According to Charlie Faas, executive vice president and chief financial officer, SVS&E, locating the Sharks franchise in Shanghai, China’s largest city with a population of more than 20 million, provides a strong impetus for the team and for hockey.
“The goal of SVS&E and the Asian League is to expand and grow the Chinese market. It makes sense for our first international franchise to be in Shanghai. The city has a reputation of being a cosmopolitan center and has a strong desire and acceptance of new cultural and sporting activities—with the added benefit of an international fan base already familiar with hockey,” said Faas.
In collaboration with the Chinese Government, SVS&E, the San Jose Sharks parent organization, acquired the rights to professional ice hockey in China last year. A significant rationale for this collaboration is based on the Chinese government’s desire to build a national presence in China to become competitive in the worldwide hockey market.
“As a global city and a showpiece of the world’s fastest growing economy, we feel it provides a perfect storm of momentum to launch this team and further popularize the sport,” Faas said.
Over the next five years, SVS&E will be working with the government and local Chinese investors to build youth leagues and industrial leagues, in addition to developing hockey venues across the country.
“The Sharks and SVS&E move into China demonstrates that the Bay Area’s and Silicon Valley’s innovation and envious global connections extend beyond the realm of business, and now into the world of sport. The announcement further cements the role of the Bay Area and its companies as the gateway between China and the United States. At their hearts, both Shanghai and San Jose are frontier cities, and this is a pioneering effort worthy of their reputation,” said Jim Wunderman, president and CEO, the Bay Area Council.
In 2007, the Bay Area Council, representing more than 275 of the largest employers in the San Francisco-Silicon Valley-Oakland Bay Area region, and the Shanghai-Hong Kong Council for the Promotion and Development of Yangtze, commonly known as the Yangtze Council, representing leading companies in the Shanghai/Yangtze region, signed the first region-to-region memorandum of understanding (MOU) aimed at strengthening the global competitiveness of both regions by setting up a framework for increasing economic cooperation.
The City of San Jose participates through the Bay Area Council in a collaborative relationship with the Yangtze Council. Key areas of collaboration include arts and entertainment, clean technology, and venture capital.
According to San Jose Councilmember Sam Liccardo, in addition to growing a San Jose entity overseas, there are other significant benefits of this expansion.

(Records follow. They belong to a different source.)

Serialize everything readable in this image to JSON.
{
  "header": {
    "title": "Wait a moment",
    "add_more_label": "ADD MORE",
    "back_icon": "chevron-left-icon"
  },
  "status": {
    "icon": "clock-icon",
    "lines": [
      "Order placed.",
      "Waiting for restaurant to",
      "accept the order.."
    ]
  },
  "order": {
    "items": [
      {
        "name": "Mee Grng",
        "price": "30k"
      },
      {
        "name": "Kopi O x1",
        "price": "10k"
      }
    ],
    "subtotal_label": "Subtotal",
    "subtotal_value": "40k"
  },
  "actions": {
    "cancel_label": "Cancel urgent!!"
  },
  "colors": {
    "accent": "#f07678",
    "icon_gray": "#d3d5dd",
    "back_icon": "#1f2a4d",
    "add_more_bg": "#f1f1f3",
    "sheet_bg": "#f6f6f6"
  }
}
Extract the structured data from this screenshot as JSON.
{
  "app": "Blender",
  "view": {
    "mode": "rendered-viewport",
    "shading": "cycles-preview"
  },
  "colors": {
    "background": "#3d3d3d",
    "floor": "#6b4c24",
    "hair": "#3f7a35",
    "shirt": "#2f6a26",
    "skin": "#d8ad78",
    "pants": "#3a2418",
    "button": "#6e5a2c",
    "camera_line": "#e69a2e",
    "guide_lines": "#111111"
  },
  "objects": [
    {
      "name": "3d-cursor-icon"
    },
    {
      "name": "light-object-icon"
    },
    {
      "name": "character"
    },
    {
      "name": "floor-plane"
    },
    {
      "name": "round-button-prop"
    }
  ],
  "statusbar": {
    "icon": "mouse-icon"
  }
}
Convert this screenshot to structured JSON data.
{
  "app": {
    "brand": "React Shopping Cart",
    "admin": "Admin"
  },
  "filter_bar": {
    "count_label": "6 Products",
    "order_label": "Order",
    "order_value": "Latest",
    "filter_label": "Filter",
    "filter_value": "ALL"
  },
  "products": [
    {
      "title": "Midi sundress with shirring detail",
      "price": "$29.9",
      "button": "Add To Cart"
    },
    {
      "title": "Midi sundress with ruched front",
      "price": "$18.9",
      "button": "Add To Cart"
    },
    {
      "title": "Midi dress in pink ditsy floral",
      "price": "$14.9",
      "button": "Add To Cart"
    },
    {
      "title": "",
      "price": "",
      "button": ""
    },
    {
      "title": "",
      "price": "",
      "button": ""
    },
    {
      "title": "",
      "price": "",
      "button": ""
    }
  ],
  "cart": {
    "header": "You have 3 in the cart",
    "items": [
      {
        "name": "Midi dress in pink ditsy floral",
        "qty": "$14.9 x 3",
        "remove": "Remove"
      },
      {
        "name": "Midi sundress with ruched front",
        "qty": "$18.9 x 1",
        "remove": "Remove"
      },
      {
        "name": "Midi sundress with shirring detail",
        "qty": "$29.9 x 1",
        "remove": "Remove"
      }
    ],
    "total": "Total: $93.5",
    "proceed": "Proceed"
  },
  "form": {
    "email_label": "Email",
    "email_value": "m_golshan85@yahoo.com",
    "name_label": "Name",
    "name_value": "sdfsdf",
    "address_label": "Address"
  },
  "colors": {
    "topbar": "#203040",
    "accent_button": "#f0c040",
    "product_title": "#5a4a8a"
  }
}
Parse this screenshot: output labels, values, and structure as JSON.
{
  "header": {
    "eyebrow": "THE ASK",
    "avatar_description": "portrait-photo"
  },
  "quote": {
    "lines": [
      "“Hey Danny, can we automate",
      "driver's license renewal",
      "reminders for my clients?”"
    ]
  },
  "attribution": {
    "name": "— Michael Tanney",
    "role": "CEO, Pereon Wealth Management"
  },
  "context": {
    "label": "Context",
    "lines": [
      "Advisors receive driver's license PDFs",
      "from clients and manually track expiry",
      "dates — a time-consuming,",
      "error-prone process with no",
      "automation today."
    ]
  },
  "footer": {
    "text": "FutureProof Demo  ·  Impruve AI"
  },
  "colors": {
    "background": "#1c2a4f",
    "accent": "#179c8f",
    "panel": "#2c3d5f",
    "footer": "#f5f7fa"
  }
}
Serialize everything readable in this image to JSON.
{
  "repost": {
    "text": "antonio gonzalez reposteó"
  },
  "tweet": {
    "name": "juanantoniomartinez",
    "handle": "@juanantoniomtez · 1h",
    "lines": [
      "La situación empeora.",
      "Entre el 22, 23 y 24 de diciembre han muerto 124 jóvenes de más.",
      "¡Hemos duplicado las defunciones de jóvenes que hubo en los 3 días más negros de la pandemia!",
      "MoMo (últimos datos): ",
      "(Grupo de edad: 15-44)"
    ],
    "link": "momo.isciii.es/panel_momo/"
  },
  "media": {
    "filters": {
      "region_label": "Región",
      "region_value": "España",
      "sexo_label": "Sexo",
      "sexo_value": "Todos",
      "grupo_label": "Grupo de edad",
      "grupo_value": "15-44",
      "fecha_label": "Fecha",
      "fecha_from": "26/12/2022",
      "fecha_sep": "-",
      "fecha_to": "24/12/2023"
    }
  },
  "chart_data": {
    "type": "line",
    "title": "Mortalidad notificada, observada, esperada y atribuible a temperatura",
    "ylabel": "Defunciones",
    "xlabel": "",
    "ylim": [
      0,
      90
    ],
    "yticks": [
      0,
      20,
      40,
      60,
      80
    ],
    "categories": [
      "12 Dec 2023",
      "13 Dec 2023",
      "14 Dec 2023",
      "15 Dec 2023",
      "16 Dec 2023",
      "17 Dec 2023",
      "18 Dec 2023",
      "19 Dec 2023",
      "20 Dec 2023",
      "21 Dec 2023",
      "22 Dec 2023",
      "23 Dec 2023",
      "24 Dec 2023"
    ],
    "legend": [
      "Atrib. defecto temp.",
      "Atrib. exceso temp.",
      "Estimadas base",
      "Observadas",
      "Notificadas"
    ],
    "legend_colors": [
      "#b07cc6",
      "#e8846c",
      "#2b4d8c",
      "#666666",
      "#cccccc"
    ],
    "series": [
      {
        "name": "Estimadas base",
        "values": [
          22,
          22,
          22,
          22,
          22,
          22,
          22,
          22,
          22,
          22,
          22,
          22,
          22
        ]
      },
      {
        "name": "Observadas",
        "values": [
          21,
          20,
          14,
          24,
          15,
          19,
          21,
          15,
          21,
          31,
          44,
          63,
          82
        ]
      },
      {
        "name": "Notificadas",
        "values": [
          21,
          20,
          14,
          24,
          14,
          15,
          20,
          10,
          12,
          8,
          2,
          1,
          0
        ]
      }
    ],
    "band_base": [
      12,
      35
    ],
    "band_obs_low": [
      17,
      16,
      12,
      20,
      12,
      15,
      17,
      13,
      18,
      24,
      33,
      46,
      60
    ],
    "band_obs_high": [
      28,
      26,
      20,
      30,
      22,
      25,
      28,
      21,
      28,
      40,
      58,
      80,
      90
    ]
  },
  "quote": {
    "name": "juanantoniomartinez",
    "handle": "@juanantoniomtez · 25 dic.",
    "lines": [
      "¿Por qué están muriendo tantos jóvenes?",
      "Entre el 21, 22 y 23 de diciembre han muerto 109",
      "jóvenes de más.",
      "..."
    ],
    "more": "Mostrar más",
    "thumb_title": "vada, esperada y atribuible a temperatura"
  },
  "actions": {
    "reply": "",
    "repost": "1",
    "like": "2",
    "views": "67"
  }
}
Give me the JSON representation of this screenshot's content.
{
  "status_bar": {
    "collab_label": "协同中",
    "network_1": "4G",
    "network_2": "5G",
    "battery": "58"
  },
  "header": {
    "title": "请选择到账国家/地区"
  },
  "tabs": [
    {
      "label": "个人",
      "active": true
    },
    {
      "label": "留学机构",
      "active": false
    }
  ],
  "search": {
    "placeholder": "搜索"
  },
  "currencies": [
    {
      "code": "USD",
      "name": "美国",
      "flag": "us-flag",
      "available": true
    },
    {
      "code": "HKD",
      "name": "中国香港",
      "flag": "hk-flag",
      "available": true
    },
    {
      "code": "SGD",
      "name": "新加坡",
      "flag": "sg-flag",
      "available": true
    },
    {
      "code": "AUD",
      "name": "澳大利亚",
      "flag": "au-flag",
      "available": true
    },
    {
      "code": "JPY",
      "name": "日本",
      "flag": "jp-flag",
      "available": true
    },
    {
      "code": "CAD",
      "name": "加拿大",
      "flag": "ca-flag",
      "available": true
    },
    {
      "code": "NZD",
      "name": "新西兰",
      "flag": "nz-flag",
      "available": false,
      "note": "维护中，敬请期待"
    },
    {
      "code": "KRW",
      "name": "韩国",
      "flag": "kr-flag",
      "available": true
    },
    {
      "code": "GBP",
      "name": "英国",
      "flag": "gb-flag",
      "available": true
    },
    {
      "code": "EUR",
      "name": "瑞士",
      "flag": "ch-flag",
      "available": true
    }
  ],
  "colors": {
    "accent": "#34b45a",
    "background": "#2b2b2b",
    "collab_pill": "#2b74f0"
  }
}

“The expansion of the Sharks franchise is a way to extend a leading San Jose brand and expertise internationally,” said Liccardo.
According to the latest U.S. Census Bureau statistics, the San Jose Metro Area is home to the largest Chinese population in the Bay Area. This presence in Silicon Valley is seen as a force to further the Sharks success overseas.
“San Jose’s existing recognition here within the Chinese community will help fuel awareness aboard. The two-way business and cultural exchange through this arrangement will further build a strong alliance between our region and the Yangtze River Delta,” Liccardo said.